As representatives of the classroom teachers in the three districts, appellants have an interest in the existing agreements, which they themselves have negotiated with the districts involved, and in the continued viability of these agreements. One of the remedies being considered by the District Court is consolidation, the effect of which would be to terminate the independent existence of the three school districts presently functioning in Pulaski County and substitute in their place a new, single, consolidated district. Those who have a contract with existing entities have an interest in the continued existence of those entities. It may be true that the successor school district (assuming consolidation is ultimately ordered) will choose to bargain collectively with the appellant organizations, but there can be no assurance of that fact. In addition, even if a successor district does agree to bargain collectively with appellants, there is no assurance that whatever contract will then be agreed on will be as favorable to appellants' members as the present agreements are. In this situation, we think appellants qualify for intervention as of right. The rule does not require, after all, that appellants demonstrate to a certainty that their interests will be impaired in the ongoing action. It requires only that they show that the disposition of the action "may as a practical matter" impair their interests. We are satisfied that this demonstration has been fully made.
The rule also requires that the motion for leave to intervene be timely, and that no existing party be an adequate representative of the interests intervenors seek to assert. Both of these requirements are met. The motion for leave to intervene was made promptly, and at the time contemplated by our order of December 29, 1983, in the previous appeal. The three school districts which are the principal existing parties are employers. They can hardly be expected to litigate with the interests of their employees uppermost in their minds. The burden resting on intervenors to show that their interests are not adequately represented by existing parties is a "minimal" one, Securities & Exchange Comm'n v. Flight Transportation Corp., 699 F.2d 943, 948 (8th Cir. 1983), citing Trbovich v. United Mine Workers, 404 U.S. 528, 538 n. 10, 92 S. Ct. 630, 636 n. 10, 30 L. Ed. 2d 686 (1972). This burden has been more than met here.

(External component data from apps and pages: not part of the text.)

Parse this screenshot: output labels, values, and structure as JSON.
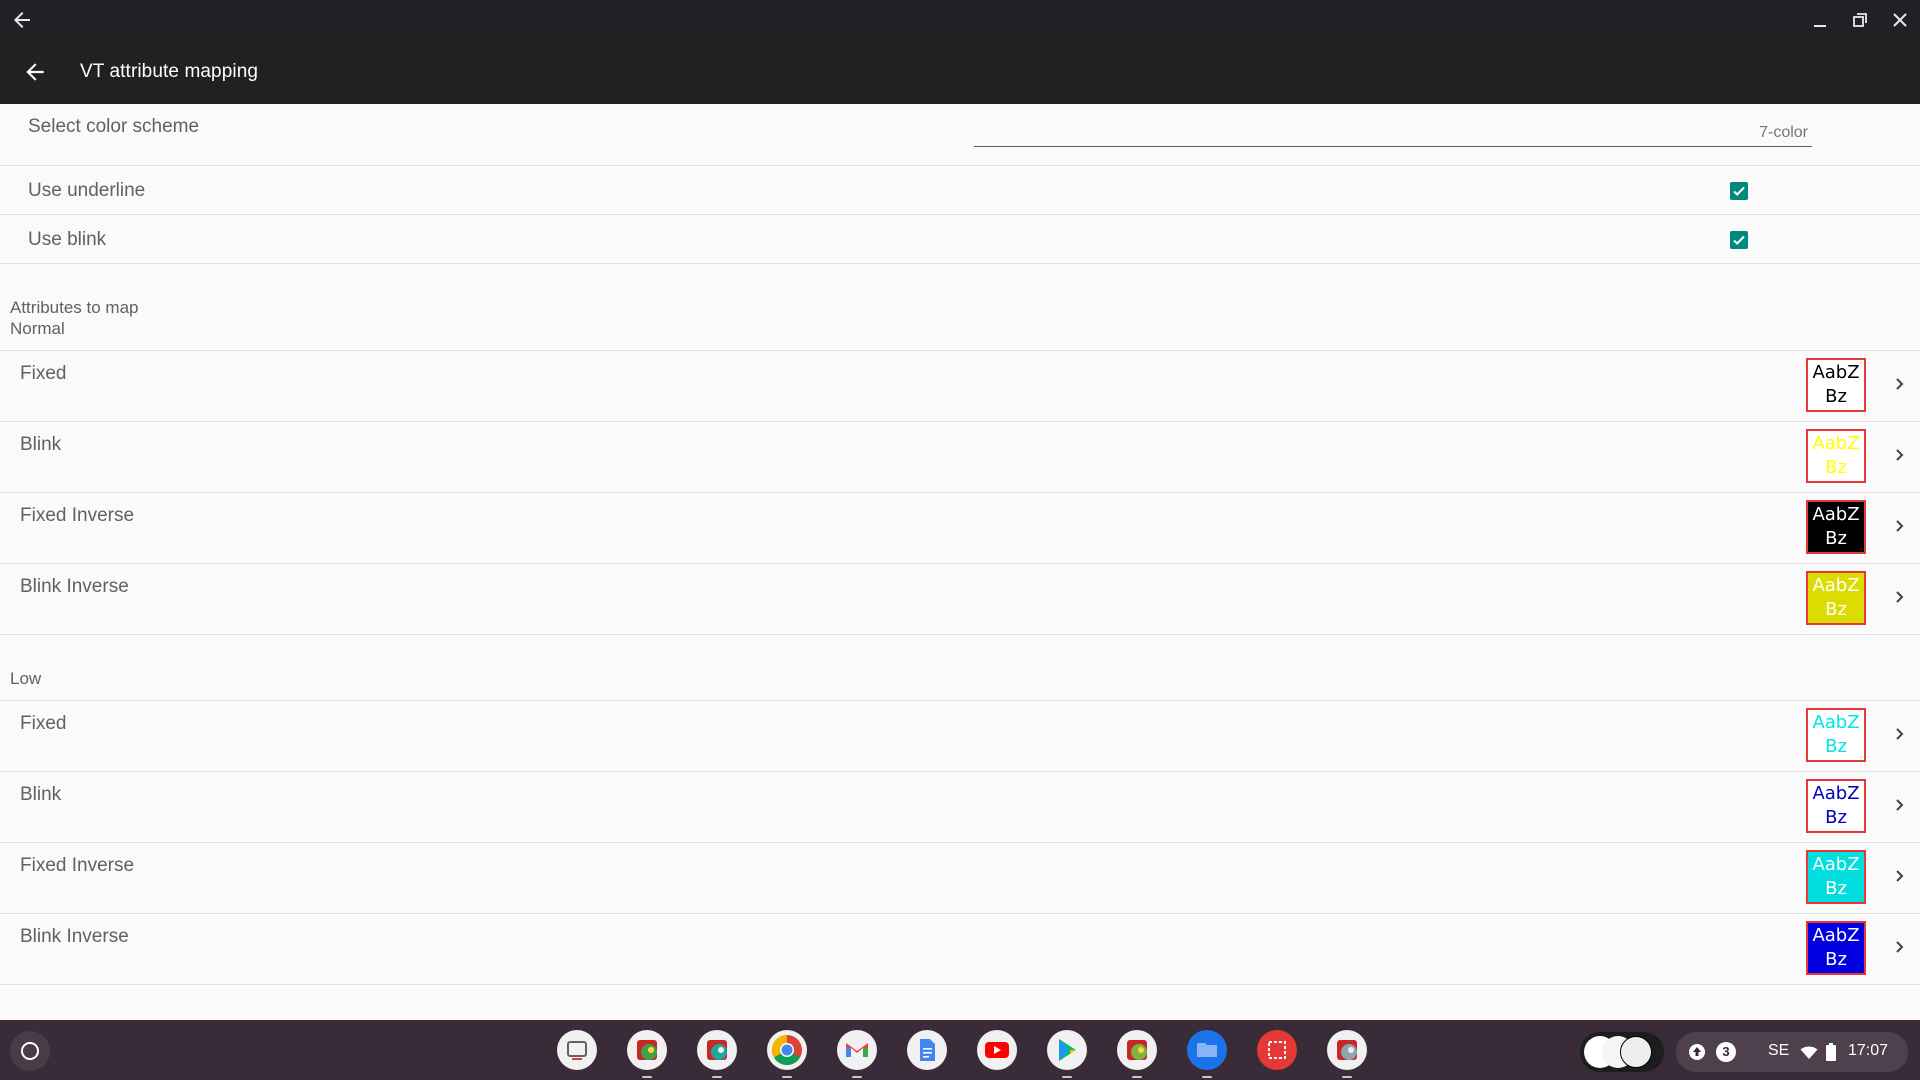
{
  "window": {
    "back_icon": "arrow-back-icon",
    "minimize_icon": "minimize-icon",
    "restore_icon": "restore-icon",
    "close_icon": "close-icon"
  },
  "appbar": {
    "title": "VT attribute mapping",
    "back_icon": "arrow-back-icon"
  },
  "settings": {
    "color_scheme": {
      "label": "Select color scheme",
      "value": "7-color"
    },
    "use_underline": {
      "label": "Use underline",
      "checked": true
    },
    "use_blink": {
      "label": "Use blink",
      "checked": true
    }
  },
  "sections": {
    "attributes_to_map": "Attributes to map",
    "normal": {
      "title": "Normal",
      "rows": [
        {
          "label": "Fixed",
          "sample": "AabZ Bz",
          "fg": "#000000",
          "bg": "#ffffff"
        },
        {
          "label": "Blink",
          "sample": "AabZ Bz",
          "fg": "#ffff00",
          "bg": "#ffffff"
        },
        {
          "label": "Fixed Inverse",
          "sample": "AabZ Bz",
          "fg": "#ffffff",
          "bg": "#000000"
        },
        {
          "label": "Blink Inverse",
          "sample": "AabZ Bz",
          "fg": "#ffffff",
          "bg": "#dcdc00"
        }
      ]
    },
    "low": {
      "title": "Low",
      "rows": [
        {
          "label": "Fixed",
          "sample": "AabZ Bz",
          "fg": "#00e5e5",
          "bg": "#ffffff"
        },
        {
          "label": "Blink",
          "sample": "AabZ Bz",
          "fg": "#0000c0",
          "bg": "#ffffff"
        },
        {
          "label": "Fixed Inverse",
          "sample": "AabZ Bz",
          "fg": "#ffffff",
          "bg": "#00dede"
        },
        {
          "label": "Blink Inverse",
          "sample": "AabZ Bz",
          "fg": "#ffffff",
          "bg": "#0000e0"
        }
      ]
    }
  },
  "shelf": {
    "launcher_icon": "launcher-icon",
    "apps": [
      {
        "name": "screen-capture-app-icon",
        "color": "#f1f1f1"
      },
      {
        "name": "terminal-app-icon",
        "color": "#f1f1f1"
      },
      {
        "name": "terminal-app-icon",
        "color": "#f1f1f1"
      },
      {
        "name": "chrome-icon",
        "color": "#f1f1f1"
      },
      {
        "name": "gmail-icon",
        "color": "#f1f1f1"
      },
      {
        "name": "docs-icon",
        "color": "#f1f1f1"
      },
      {
        "name": "youtube-icon",
        "color": "#f1f1f1"
      },
      {
        "name": "play-store-icon",
        "color": "#f1f1f1"
      },
      {
        "name": "terminal-app-icon",
        "color": "#f1f1f1"
      },
      {
        "name": "files-icon",
        "color": "#1a73e8"
      },
      {
        "name": "screenshot-app-icon",
        "color": "#e53935"
      },
      {
        "name": "terminal-app-icon",
        "color": "#f1f1f1"
      }
    ],
    "tray": {
      "notification_count": "3",
      "ime": "SE",
      "time": "17:07",
      "wifi_icon": "wifi-icon",
      "battery_icon": "battery-icon",
      "update_icon": "update-icon"
    }
  }
}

The judgment is reversed, and the cause remanded to the District Court with instructions to grant the appellants' motion for leave to intervene as parties in the remedy phase of this case. Their intervention shall be for the purpose of litigating the issues raised in their complaint, the protection of their existing contractual rights and their right to bargain collectively. The granting of this motion for leave to intervene need not result in any postponement of the continuation of the trial, now set for July 30, 1984. Intervenors, in other words, must take the lawsuit as they find it. Indeed, we do not understand them to contend otherwise. Their brief does not request any postponement in the previously set trial date.
Reversed and remanded with instructions.